PROMPT:
When the string "directory" appears in a line of the records, show the whole line.

AVAILABLE DATA:

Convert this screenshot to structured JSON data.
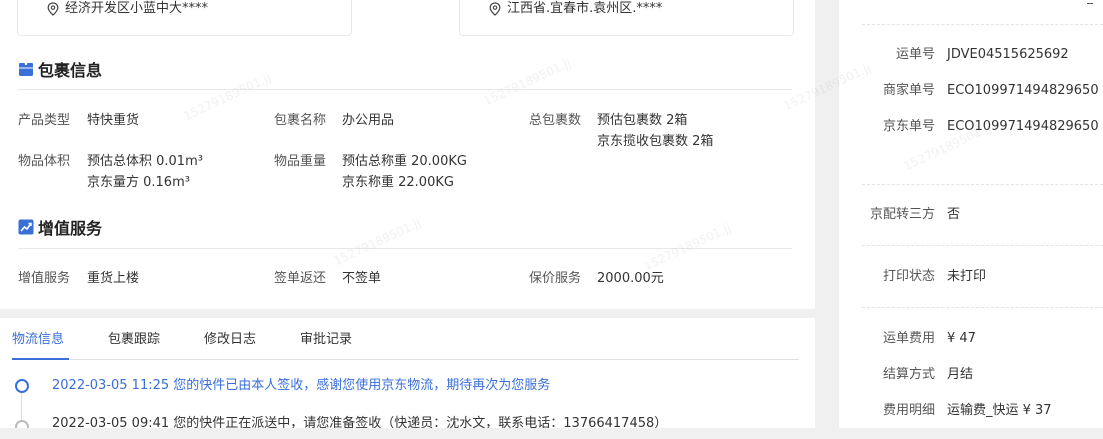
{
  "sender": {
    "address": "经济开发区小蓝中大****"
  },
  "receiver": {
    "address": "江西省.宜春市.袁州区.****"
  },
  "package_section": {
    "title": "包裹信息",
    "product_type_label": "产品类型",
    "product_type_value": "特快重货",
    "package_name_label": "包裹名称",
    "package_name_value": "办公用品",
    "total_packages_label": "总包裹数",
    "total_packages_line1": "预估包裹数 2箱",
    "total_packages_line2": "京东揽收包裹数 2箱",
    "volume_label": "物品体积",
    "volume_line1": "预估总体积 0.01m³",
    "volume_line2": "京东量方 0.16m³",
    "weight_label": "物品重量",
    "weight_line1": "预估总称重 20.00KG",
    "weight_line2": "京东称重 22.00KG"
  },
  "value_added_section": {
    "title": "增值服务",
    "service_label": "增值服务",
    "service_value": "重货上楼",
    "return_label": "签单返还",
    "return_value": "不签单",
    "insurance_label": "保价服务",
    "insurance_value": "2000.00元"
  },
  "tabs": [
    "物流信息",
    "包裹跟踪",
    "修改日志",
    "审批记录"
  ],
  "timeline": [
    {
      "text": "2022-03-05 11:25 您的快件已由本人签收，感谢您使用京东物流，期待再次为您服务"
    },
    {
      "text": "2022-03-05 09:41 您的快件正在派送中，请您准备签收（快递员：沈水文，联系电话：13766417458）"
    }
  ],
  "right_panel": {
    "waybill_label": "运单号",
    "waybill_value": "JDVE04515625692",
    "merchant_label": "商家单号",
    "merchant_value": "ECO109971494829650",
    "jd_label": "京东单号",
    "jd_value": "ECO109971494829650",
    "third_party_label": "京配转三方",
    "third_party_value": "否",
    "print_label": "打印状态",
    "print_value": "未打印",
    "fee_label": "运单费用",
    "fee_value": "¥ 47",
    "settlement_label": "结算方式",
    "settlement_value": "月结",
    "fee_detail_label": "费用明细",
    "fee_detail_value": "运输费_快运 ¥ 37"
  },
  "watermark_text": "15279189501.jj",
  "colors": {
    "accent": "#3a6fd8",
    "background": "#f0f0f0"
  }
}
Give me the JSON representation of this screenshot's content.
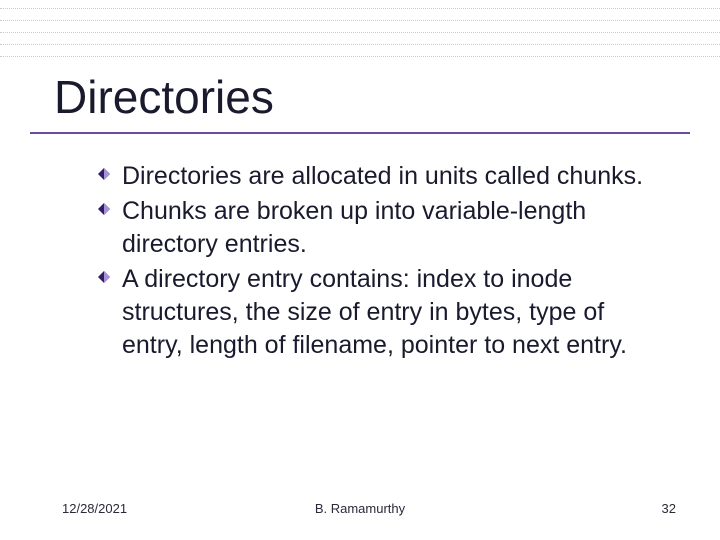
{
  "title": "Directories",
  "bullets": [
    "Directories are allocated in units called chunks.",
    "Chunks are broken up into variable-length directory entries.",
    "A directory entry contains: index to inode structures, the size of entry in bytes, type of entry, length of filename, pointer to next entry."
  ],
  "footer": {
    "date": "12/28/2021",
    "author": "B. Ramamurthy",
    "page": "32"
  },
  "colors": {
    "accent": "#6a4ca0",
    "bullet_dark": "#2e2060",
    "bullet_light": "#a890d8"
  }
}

TASK RESULT:
    "Chunks are broken up into variable-length directory entries.",
    "A directory entry contains: index to inode structures, the size of entry in bytes, type of entry, length of filename, pointer to next entry."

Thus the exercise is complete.